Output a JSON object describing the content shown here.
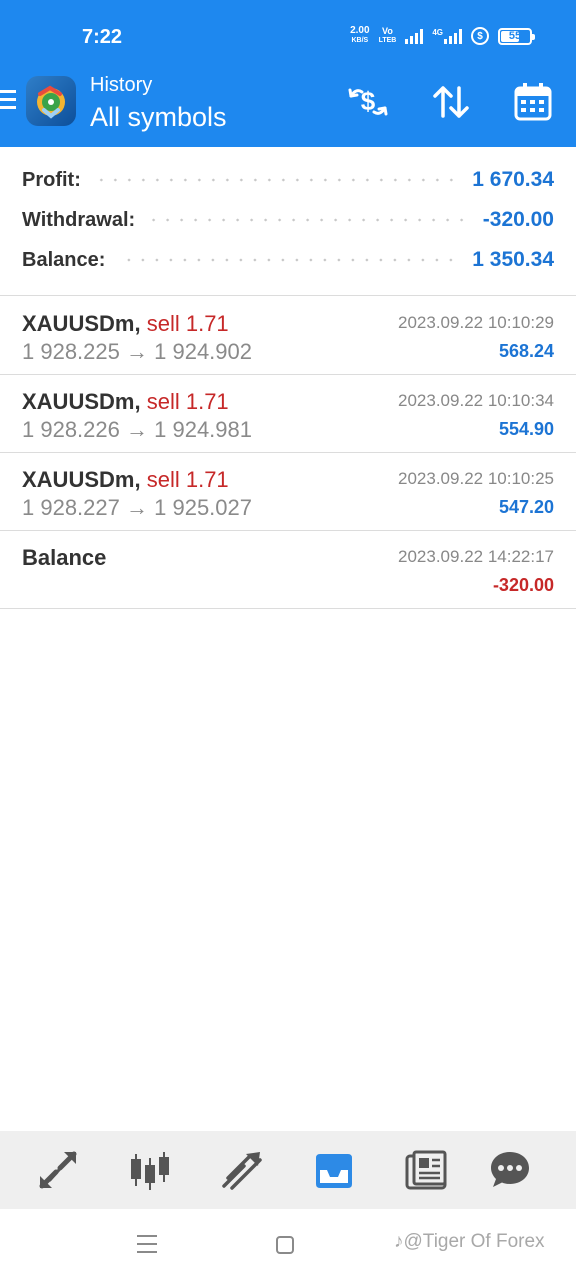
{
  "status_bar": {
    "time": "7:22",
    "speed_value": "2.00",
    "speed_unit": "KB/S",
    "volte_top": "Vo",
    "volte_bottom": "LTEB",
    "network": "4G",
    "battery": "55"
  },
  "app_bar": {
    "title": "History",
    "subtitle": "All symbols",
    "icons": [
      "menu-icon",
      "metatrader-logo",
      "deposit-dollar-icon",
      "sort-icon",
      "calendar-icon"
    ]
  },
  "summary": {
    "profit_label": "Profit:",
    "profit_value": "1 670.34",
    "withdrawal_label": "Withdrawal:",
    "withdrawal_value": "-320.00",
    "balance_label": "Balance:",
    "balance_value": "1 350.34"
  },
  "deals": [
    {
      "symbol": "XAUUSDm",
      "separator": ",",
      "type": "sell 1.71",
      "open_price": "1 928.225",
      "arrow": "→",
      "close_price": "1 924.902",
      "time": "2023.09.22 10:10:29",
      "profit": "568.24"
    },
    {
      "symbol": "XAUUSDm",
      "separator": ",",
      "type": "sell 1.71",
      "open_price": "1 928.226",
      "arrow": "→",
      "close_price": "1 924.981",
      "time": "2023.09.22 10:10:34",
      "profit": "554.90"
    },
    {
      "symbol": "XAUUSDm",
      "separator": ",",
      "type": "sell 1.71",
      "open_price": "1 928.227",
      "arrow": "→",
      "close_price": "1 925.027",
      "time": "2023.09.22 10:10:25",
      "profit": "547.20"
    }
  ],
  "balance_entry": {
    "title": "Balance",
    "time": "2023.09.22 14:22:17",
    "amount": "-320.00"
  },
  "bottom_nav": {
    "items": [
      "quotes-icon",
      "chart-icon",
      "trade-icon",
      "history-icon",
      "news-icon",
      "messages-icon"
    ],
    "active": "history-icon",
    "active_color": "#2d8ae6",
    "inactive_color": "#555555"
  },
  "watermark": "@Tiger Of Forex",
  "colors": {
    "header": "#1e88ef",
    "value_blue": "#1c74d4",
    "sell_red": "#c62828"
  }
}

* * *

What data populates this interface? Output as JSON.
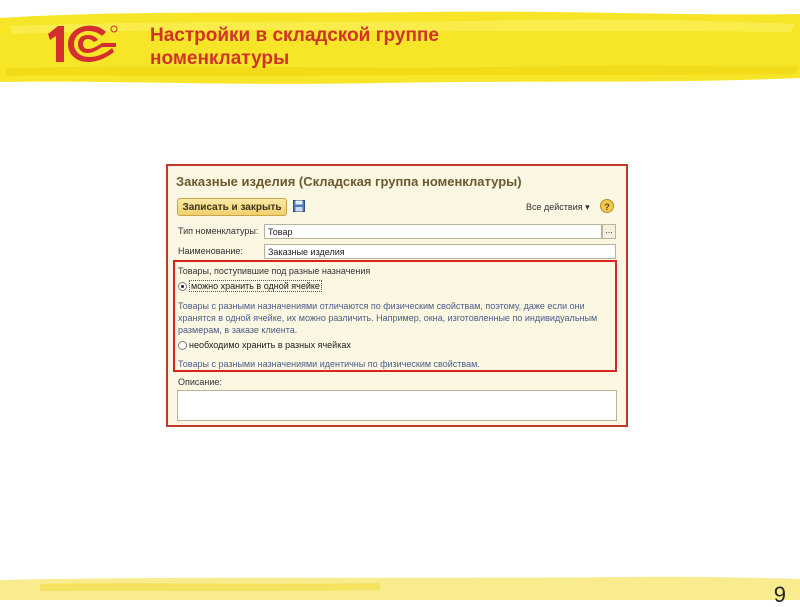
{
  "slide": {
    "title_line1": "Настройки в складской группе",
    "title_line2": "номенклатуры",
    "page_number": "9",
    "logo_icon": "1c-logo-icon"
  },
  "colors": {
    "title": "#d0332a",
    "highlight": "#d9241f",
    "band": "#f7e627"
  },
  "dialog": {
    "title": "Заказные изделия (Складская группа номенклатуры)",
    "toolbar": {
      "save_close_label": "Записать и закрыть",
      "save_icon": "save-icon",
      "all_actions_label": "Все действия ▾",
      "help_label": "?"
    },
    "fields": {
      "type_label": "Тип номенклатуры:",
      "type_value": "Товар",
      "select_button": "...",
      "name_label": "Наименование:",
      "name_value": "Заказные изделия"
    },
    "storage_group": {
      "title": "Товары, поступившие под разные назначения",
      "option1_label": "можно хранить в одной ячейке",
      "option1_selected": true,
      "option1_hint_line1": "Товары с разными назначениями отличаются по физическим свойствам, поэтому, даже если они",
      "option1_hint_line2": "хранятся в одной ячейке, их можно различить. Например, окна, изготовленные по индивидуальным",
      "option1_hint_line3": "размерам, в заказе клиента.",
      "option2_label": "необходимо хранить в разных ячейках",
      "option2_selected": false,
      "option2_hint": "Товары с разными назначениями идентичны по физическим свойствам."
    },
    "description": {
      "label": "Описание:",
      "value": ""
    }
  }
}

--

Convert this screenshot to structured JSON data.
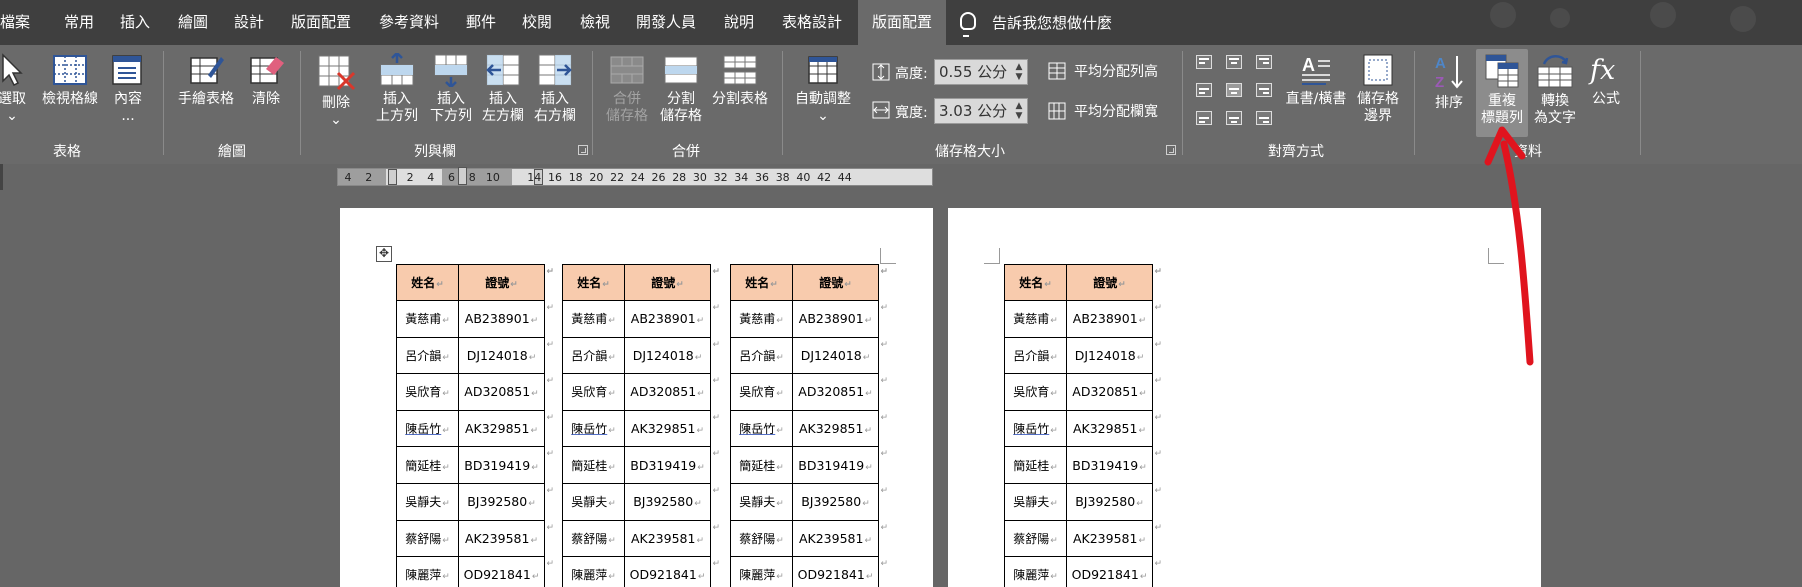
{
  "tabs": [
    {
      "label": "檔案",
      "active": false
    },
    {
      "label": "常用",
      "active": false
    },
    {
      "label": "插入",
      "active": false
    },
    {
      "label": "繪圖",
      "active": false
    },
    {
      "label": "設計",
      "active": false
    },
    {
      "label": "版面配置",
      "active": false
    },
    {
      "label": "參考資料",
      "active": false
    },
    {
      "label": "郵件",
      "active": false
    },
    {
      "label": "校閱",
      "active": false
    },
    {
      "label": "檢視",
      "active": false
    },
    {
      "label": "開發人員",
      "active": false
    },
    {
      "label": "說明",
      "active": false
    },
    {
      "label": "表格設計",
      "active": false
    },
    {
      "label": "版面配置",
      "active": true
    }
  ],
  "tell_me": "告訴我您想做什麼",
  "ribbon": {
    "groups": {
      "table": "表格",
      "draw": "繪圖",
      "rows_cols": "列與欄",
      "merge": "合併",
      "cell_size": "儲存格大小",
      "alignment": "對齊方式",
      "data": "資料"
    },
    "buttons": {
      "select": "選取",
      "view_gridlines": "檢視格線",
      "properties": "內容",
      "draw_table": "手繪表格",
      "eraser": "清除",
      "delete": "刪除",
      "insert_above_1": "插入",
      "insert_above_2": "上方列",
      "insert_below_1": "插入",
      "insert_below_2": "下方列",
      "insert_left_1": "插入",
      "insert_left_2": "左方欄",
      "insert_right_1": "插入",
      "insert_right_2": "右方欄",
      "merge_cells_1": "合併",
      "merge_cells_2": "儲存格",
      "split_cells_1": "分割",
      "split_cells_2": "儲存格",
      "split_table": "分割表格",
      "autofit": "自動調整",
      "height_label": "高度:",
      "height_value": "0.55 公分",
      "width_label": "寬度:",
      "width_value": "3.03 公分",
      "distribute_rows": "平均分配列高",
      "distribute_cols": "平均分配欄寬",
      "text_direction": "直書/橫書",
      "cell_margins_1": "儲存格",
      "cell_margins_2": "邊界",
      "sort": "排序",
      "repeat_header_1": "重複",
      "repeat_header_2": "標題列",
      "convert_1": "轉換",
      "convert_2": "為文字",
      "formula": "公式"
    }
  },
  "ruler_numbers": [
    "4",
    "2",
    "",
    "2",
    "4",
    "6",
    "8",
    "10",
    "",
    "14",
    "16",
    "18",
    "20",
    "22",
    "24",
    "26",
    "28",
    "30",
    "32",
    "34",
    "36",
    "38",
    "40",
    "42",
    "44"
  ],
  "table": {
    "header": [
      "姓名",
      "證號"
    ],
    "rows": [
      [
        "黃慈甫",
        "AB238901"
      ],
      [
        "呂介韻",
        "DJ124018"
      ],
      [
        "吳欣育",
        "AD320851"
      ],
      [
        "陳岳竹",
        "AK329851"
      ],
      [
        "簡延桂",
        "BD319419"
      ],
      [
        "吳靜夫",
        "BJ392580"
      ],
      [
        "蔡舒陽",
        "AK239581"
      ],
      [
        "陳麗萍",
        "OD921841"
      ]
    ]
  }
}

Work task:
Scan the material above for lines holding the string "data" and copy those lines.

Response area:
What data populates this interface? Output as JSON.
Convert this screenshot to structured JSON data.
      "data": "資料"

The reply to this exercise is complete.